"A few BrahMos-armed aircraft will be provided to all IAF Su-30MKI squadrons to wield this capability," an informed observer disclosed. Some will also be kept in reserve.

Analysts term the IAF BrahMos capability "phenomenal". This has a longer range and more destructive potential than any other air-to-surface weapon wielded by the IAF so far.

"The air-launched BrahMos has a strategic role. It is to destroy targets in depth which have strategic value and compromise the war waging capability of an adversary," remarked Air Marshal BK Pandey (Retired), a former Air Officer Commanding-in-Chief of the IAF's Training Command. The strategic targets in depth could be major military bases, ammunition dumps and vital installations. "With its range, the IAF can launch this weapon from its own airspace," Air Marshal Pandey said, pointing out the enhanced stand-off attack capability against a persistent adversary.

    "The air-launched BrahMos has a strategic role. It is to destroy targets in depth which have strategic value and compromise the war waging capability of an adversary," remarked Air Marshal BK Pandey (Retired), a former Air Officer Commanding-in-Chief of the IAF's Training Command

The availability of this weapon increases India military options for launching surprise precision cross-border attacks from a stand-off range.

This will also beef up India's anti-ship capability in a maritime role, and enable quick reaction against an enemy warship up to 1,400 km from India's coastline [emphasis added].

Its 2.8 Mach supersonic speed and terrain-hugging flight mode also makes it improbable to intercept. "In recently-concluded user trials, this missile has shown itself to be very spectacular, very accurate," a senior IAF officer told SP's Aviation [emphasis added].

India's co-option as a full member of the Missile Technology Control Regime (MTCR) has enabled the increase in the range of the BrahMos from 290 km to 450 km.

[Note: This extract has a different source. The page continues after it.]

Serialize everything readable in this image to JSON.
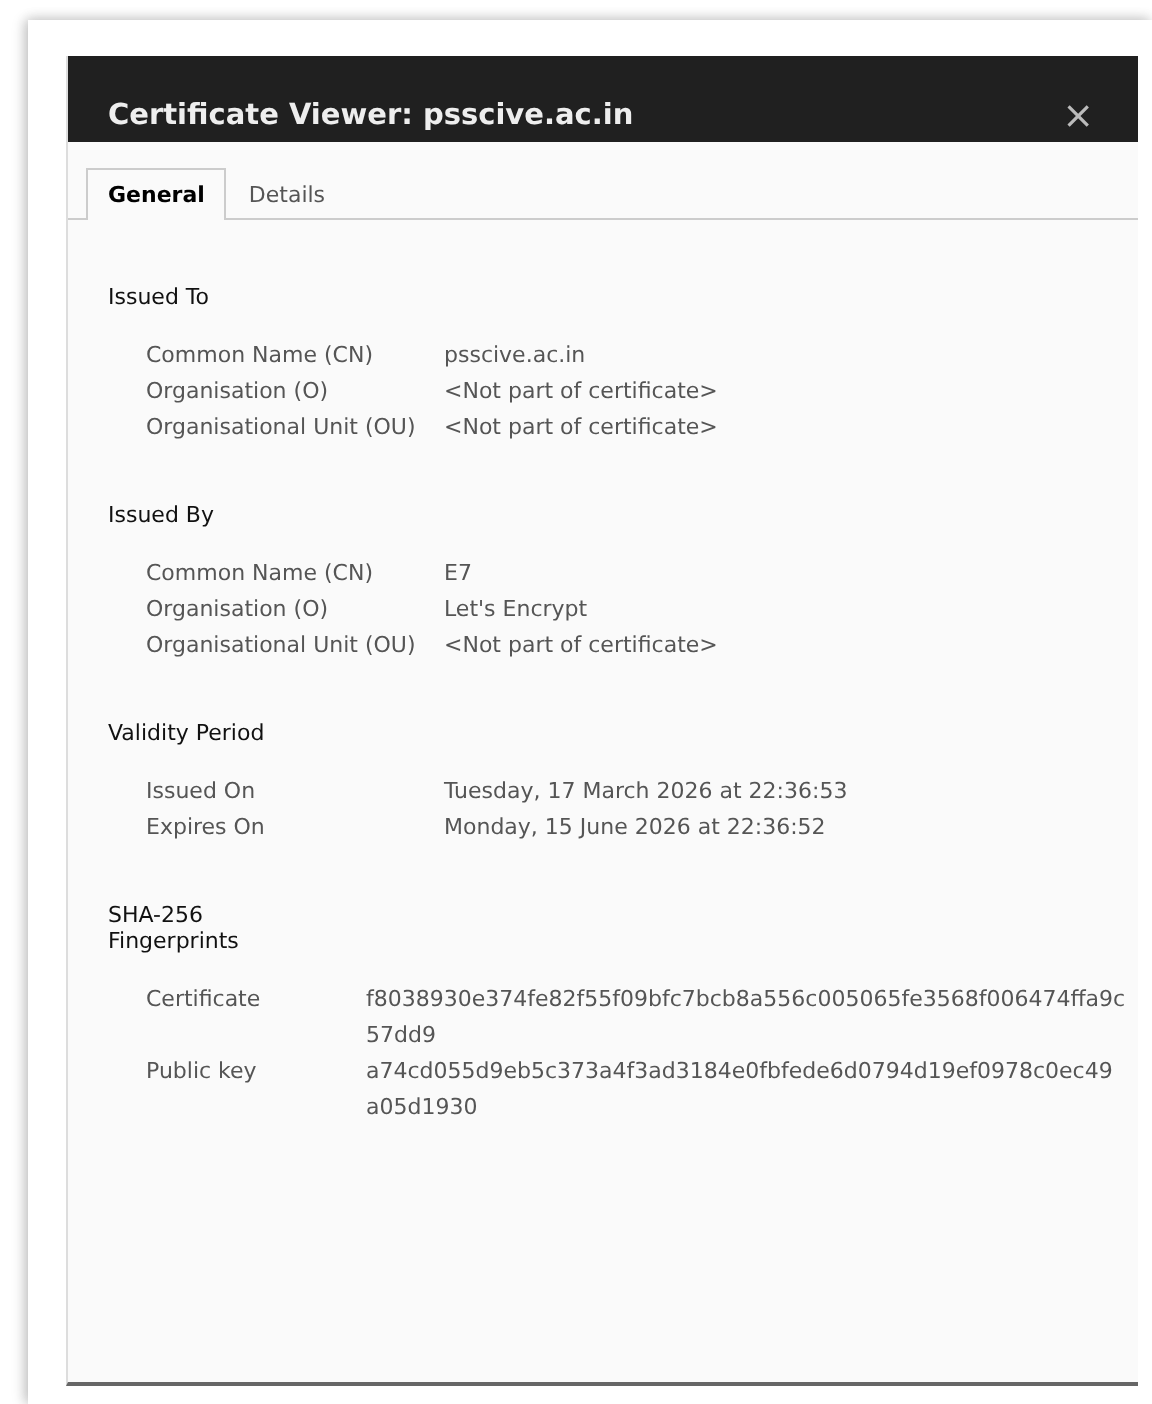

http://www.sps-aviation.com/news/?id=850&catId=1&h=IAF-operationalises-air-launched-BrahMos-cruise-missile-in-major-capability-milestone

Mark
Ottawa
Ça explique, mais ça n'excuse pas.